Next on the list were “compare historical results from risk events against effectiveness of risk management programmes” and “compare historical results of safety and loss-control programmes”, chosen by 33% and 30% of respondents, respectively.
But 23% of risk managers said senior management did not evaluate the effectiveness of their programmes at all.
This is despite 69% of respondents identifying a greater commitment from the board to risk issues as the greatest internal driver to strengthening risk management within their organisation.
BPAY group risk manager Francesca Dickson said that as risk managers move away from managing operational risks to more strategic ones, the measurement of risk programmes becomes increasingly difficult.
“How do you quantify something that hasn’t happened before, and if it did happen would disrupt the company? It’s more nuanced than that, so risk has to be working more closely with strategy,” she said.
“When you’re looking at strategic assets that your company has, you want to take risks in terms of innovation, but if you take your eye off the ball, you don’t want the people who are protecting those assets to be taking risks. So from a cultural perspective, it’s quite challenging.”
It’s important to have an in-depth understanding of a company’s risk appetite, Dickson added.

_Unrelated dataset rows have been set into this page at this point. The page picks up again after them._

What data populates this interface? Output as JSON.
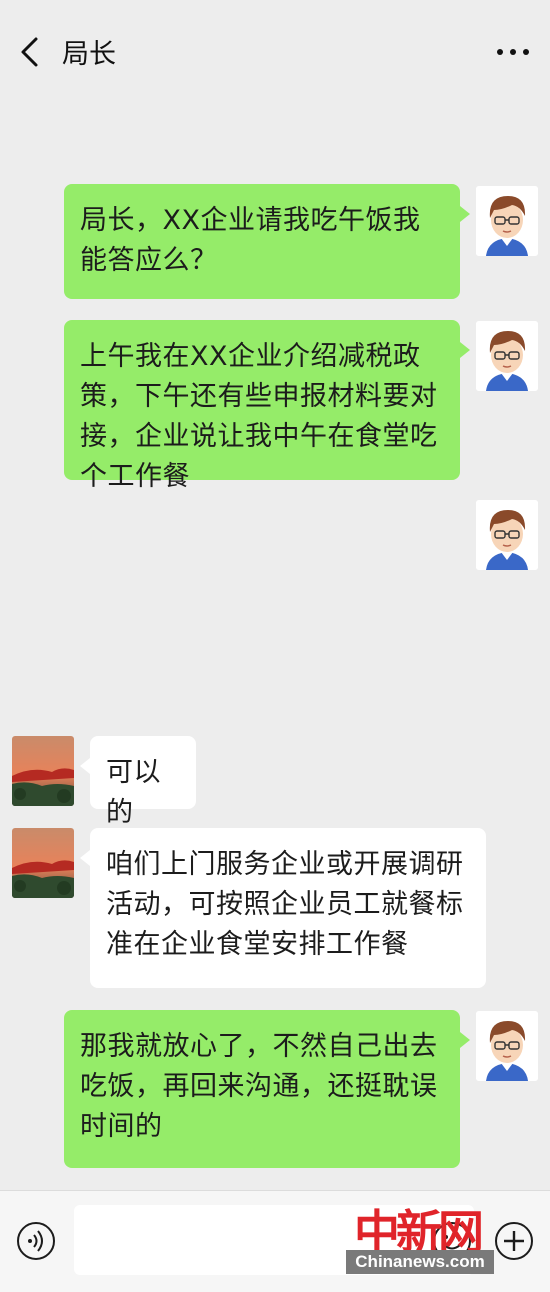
{
  "header": {
    "back_icon": "chevron-left-icon",
    "title": "局长",
    "more_icon": "ellipsis-icon"
  },
  "messages": [
    {
      "sender": "me",
      "text": "局长，XX企业请我吃午饭我能答应么？"
    },
    {
      "sender": "me",
      "text": "上午我在XX企业介绍减税政策，下午还有些申报材料要对接，企业说让我中午在食堂吃个工作餐"
    },
    {
      "sender": "me",
      "text": ""
    },
    {
      "sender": "boss",
      "text": "可以的"
    },
    {
      "sender": "boss",
      "text": "咱们上门服务企业或开展调研活动，可按照企业员工就餐标准在企业食堂安排工作餐"
    },
    {
      "sender": "me",
      "text": "那我就放心了，不然自己出去吃饭，再回来沟通，还挺耽误时间的"
    }
  ],
  "input_bar": {
    "voice_icon": "voice-icon",
    "input_value": "",
    "emoji_icon": "emoji-icon",
    "add_icon": "plus-circle-icon"
  },
  "watermark": {
    "logo_text": "中新网",
    "url": "Chinanews.com"
  },
  "colors": {
    "background": "#ededed",
    "my_bubble": "#95ec69",
    "other_bubble": "#ffffff",
    "watermark_red": "#e0242a"
  }
}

“Often the stated risk appetite and the actual risk appetite are not the same within an organisation. You have to have actual conversations about it,” she said.